Exactly the lines from the one holding "Enumerate this screenshot's" to the end of the listing, both ends included, make up the expected answer.

**Source records**
= Beginning of Section =
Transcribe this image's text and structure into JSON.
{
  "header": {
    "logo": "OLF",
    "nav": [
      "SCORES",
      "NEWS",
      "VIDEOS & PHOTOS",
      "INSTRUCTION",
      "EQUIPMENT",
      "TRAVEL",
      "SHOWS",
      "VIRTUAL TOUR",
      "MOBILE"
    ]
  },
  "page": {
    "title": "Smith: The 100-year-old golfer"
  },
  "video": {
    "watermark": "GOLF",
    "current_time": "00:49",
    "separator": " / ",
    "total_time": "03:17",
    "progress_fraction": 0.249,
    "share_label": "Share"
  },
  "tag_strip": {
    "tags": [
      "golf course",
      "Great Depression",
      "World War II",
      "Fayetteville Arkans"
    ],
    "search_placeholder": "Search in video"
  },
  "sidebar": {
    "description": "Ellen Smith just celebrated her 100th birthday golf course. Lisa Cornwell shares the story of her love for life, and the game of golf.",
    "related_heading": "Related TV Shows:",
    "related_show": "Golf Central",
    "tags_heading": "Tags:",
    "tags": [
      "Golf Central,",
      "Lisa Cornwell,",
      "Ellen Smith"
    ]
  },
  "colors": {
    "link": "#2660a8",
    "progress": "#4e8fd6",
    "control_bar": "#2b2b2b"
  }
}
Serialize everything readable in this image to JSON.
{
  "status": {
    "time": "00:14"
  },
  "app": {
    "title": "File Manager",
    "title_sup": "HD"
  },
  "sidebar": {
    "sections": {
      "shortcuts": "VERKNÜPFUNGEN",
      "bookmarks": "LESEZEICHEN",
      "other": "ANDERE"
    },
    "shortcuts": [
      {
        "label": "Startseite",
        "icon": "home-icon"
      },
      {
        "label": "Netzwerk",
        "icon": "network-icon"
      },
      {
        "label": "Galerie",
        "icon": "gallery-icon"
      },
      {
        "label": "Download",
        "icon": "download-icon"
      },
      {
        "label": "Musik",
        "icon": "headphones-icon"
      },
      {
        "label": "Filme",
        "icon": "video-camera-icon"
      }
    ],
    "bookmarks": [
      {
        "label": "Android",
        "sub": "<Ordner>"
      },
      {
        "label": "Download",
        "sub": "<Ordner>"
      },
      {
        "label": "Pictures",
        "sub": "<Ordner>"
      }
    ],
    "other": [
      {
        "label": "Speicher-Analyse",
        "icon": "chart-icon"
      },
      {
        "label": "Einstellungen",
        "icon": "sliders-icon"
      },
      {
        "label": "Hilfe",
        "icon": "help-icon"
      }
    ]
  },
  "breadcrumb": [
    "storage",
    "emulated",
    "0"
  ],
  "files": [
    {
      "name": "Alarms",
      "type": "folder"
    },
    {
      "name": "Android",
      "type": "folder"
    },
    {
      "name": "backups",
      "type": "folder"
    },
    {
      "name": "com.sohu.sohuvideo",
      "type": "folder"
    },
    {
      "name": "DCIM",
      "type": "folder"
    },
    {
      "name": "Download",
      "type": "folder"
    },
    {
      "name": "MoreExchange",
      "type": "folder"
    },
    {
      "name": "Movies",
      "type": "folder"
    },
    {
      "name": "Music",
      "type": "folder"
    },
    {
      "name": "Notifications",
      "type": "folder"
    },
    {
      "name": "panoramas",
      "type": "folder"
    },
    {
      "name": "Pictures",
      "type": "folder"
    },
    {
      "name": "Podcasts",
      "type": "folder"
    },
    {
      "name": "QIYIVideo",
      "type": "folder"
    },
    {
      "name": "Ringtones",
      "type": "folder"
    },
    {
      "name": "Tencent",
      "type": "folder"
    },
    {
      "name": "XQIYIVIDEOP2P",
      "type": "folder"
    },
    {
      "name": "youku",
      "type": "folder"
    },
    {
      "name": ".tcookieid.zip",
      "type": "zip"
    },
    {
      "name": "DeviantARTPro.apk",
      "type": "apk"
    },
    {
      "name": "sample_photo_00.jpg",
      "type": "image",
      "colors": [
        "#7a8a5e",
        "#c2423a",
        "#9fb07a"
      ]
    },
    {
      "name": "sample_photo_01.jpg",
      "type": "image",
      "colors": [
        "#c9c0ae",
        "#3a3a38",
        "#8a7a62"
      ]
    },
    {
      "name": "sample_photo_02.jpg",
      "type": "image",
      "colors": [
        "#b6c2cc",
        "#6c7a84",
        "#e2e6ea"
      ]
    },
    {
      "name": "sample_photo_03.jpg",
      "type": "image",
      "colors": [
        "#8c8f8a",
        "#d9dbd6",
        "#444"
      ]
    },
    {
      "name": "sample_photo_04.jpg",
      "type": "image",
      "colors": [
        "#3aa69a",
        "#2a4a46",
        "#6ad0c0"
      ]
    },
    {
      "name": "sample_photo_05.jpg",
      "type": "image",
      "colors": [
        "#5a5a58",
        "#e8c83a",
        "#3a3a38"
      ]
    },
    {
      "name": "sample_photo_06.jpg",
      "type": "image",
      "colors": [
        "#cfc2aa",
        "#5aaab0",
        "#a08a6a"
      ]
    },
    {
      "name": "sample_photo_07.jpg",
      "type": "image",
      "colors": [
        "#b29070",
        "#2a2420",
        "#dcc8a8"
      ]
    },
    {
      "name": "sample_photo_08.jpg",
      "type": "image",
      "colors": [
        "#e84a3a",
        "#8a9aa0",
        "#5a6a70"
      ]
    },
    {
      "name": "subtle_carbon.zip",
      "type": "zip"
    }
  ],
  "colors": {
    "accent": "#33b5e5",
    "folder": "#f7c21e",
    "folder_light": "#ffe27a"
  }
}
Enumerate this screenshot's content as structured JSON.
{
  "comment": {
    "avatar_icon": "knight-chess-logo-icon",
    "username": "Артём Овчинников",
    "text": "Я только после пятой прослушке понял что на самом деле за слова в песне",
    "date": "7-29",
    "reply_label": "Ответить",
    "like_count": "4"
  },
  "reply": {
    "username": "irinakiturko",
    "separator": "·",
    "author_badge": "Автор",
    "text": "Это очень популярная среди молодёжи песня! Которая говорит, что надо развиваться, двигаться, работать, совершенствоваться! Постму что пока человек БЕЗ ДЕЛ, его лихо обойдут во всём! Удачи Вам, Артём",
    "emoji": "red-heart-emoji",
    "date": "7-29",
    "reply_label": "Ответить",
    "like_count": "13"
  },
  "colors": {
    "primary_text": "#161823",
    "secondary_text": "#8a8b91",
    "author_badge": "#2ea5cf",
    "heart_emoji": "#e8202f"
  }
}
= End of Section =
**Solution**
Enumerate this screenshot's content as structured JSON.
{
  "comment": {
    "avatar_icon": "knight-chess-logo-icon",
    "username": "Артём Овчинников",
    "text": "Я только после пятой прослушке понял что на самом деле за слова в песне",
    "date": "7-29",
    "reply_label": "Ответить",
    "like_count": "4"
  },
  "reply": {
    "username": "irinakiturko",
    "separator": "·",
    "author_badge": "Автор",
    "text": "Это очень популярная среди молодёжи песня! Которая говорит, что надо развиваться, двигаться, работать, совершенствоваться! Постму что пока человек БЕЗ ДЕЛ, его лихо обойдут во всём! Удачи Вам, Артём",
    "emoji": "red-heart-emoji",
    "date": "7-29",
    "reply_label": "Ответить",
    "like_count": "13"
  },
  "colors": {
    "primary_text": "#161823",
    "secondary_text": "#8a8b91",
    "author_badge": "#2ea5cf",
    "heart_emoji": "#e8202f"
  }
}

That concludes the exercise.